Once the mobile versions were live and the team was all on board with content creation, it was time to develop the link plan. We started with internal links to properly guide Google through the site and display they pages we wanted. We looked for internal links that pointed to redirects, 400 errors and other things and cleaned them up. We looked for pages generating a 404 error and saw if the traffic came from backlinks and reset those pages so they made sense. Next we went and fixed internal links that would give mixed signals to Google. There are tools that can help make this easier, but you still have to go through manually and fix everything. We also created some really useful content that people would hopefully want to link to naturally and pushed it out into the world.

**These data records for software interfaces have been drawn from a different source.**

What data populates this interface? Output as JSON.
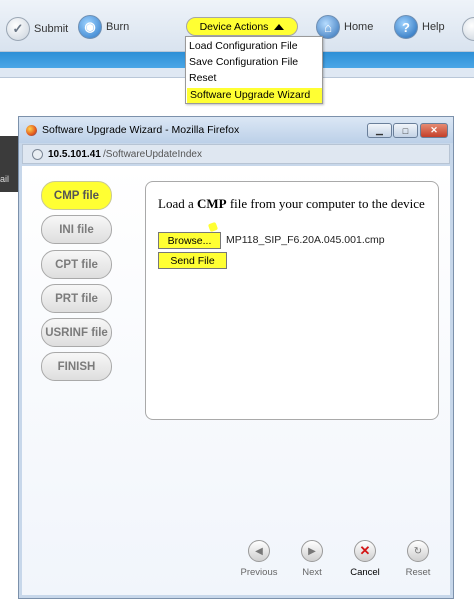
{
  "toolbar": {
    "submit_label": "Submit",
    "burn_label": "Burn",
    "device_actions_label": "Device Actions",
    "home_label": "Home",
    "help_label": "Help",
    "icons": {
      "submit": "check-circle-icon",
      "burn": "burn-disc-icon",
      "home": "home-icon",
      "help": "help-icon"
    }
  },
  "menu": {
    "items": [
      {
        "label": "Load Configuration File"
      },
      {
        "label": "Save Configuration File"
      },
      {
        "label": "Reset"
      },
      {
        "label": "Software Upgrade Wizard"
      }
    ],
    "highlight_color": "#ffff33"
  },
  "left_strip_label": "ail",
  "window": {
    "title": "Software Upgrade Wizard - Mozilla Firefox",
    "address_host": "10.5.101.41",
    "address_path": "/SoftwareUpdateIndex"
  },
  "wizard": {
    "steps": [
      {
        "label": "CMP file"
      },
      {
        "label": "INI file"
      },
      {
        "label": "CPT file"
      },
      {
        "label": "PRT file"
      },
      {
        "label": "USRINF file"
      },
      {
        "label": "FINISH"
      }
    ],
    "active_step": "CMP file",
    "instruction_prefix": "Load a ",
    "instruction_bold": "CMP",
    "instruction_suffix": " file from your computer to the device",
    "browse_label": "Browse...",
    "selected_file": "MP118_SIP_F6.20A.045.001.cmp",
    "send_label": "Send File"
  },
  "nav": {
    "previous": "Previous",
    "next": "Next",
    "cancel": "Cancel",
    "reset": "Reset"
  },
  "colors": {
    "highlight": "#ffff33",
    "toolbar_band": "#2d8fd6",
    "window_frame": "#c7d7ea"
  }
}
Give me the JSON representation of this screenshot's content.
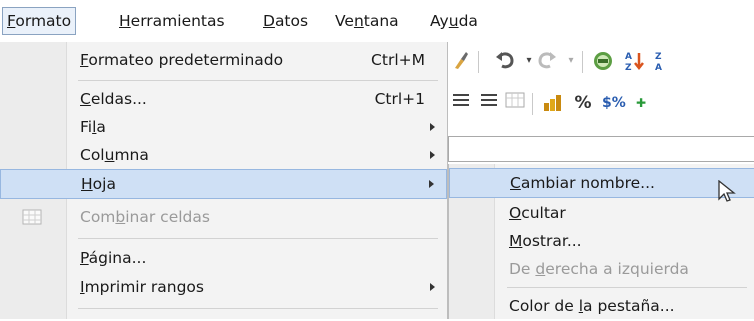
{
  "menubar": {
    "items": [
      {
        "pre": "",
        "u": "F",
        "post": "ormato"
      },
      {
        "pre": "",
        "u": "H",
        "post": "erramientas"
      },
      {
        "pre": "",
        "u": "D",
        "post": "atos"
      },
      {
        "pre": "Ve",
        "u": "n",
        "post": "tana"
      },
      {
        "pre": "Ay",
        "u": "u",
        "post": "da"
      }
    ]
  },
  "menu": {
    "items": [
      {
        "pre": "",
        "u": "F",
        "post": "ormateo predeterminado",
        "shortcut": "Ctrl+M"
      },
      {
        "pre": "",
        "u": "C",
        "post": "eldas...",
        "shortcut": "Ctrl+1"
      },
      {
        "pre": "Fi",
        "u": "l",
        "post": "a",
        "shortcut": ""
      },
      {
        "pre": "Col",
        "u": "u",
        "post": "mna",
        "shortcut": ""
      },
      {
        "pre": "",
        "u": "H",
        "post": "oja",
        "shortcut": ""
      },
      {
        "pre": "Com",
        "u": "b",
        "post": "inar celdas",
        "shortcut": ""
      },
      {
        "pre": "",
        "u": "P",
        "post": "ágina...",
        "shortcut": ""
      },
      {
        "pre": "",
        "u": "I",
        "post": "mprimir rangos",
        "shortcut": ""
      }
    ]
  },
  "submenu": {
    "items": [
      {
        "pre": "",
        "u": "C",
        "post": "ambiar nombre..."
      },
      {
        "pre": "",
        "u": "O",
        "post": "cultar"
      },
      {
        "pre": "",
        "u": "M",
        "post": "ostrar..."
      },
      {
        "pre": "De ",
        "u": "d",
        "post": "erecha a izquierda"
      },
      {
        "pre": "Color de ",
        "u": "l",
        "post": "a pestaña..."
      }
    ]
  },
  "toolbar": {
    "icons_row1": [
      "brush-icon",
      "undo-icon",
      "redo-icon",
      "navigator-icon",
      "sort-ascending-icon",
      "sort-descending-icon"
    ],
    "icons_row2": [
      "align-center-icon",
      "align-right-icon",
      "merge-cells-icon",
      "currency-icon",
      "percent-icon",
      "currency-format-icon",
      "add-decimal-icon"
    ],
    "percent_glyph": "%",
    "currency_glyph": "$%",
    "sort_az": "A↓Z",
    "sort_za": "Z↓A"
  },
  "colors": {
    "highlight": "#cfe0f5",
    "highlight_border": "#97b7e0",
    "menu_bg": "#f3f3f3"
  }
}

Where we struggled with flat traffic after the initial drop, we eventually started to recover. Then we got a couple of small boosts and now we’re strong enough that we can begin getting new rankings and launch more content that we hope will attract organic links. The key to this recovery and growth was all about quality content and making sure that all indexable pages had a reason to be indexed, as well as a clear series of queries it should show for. Here is a couple before, during and after shots.
There are a couple of important things to note about the screen shot above. There is a seasonal drop which occurs across the board…but you’ll notice a continuing downward trend instead of a stable flow of traffic. The rate of the drop is what was concerning. It wasn’t a penalty but it was something to look at. I also do not have a shot of the original actual penalty because they had a different analytics account back then and we don’t have access to it.
This screen shot is over a year later and we have everything stable. I chose the same time frame so you could see the spike and drop again. We had a small increase which was good, but we also had enough knowledge to know what was and was not working.
The traffic volumes were a bit lower than in the first screen shot which is why we went the extra step and helped the client with other channels for free. They were not hurting for money, but we were an additional expense and knew it would be a long time to growth because their niche is filled with huge brands and extremely competitive keywords.
When we figured out what was working, we started implementing and are seeing nice climbs and growth every month over the previous year. The best part is, this is natural growth from creating awesome content and a user experience that helps people with issues and makes them want to share or link to us. You’ll also notice the traffic patterns somewhat match the previous year. This is because of a couple things.
- We moved up in positions so the traffic increase came from the shift but matches the same patterns.
- There are some new keywords and phrases since we are providing useful content which means the peaks are a little longer horizontal wise.
The strengthening and growth for this client was a great project to work on and one we will hopefully get to continue with them for many years. I won’t list or name the company, but if you’re having issues with rankings, noticed drops or want an audit to try and figure out what you could do to try and gain higher rankings, feel free to contact us here. We work with companies of all sizes and budgets.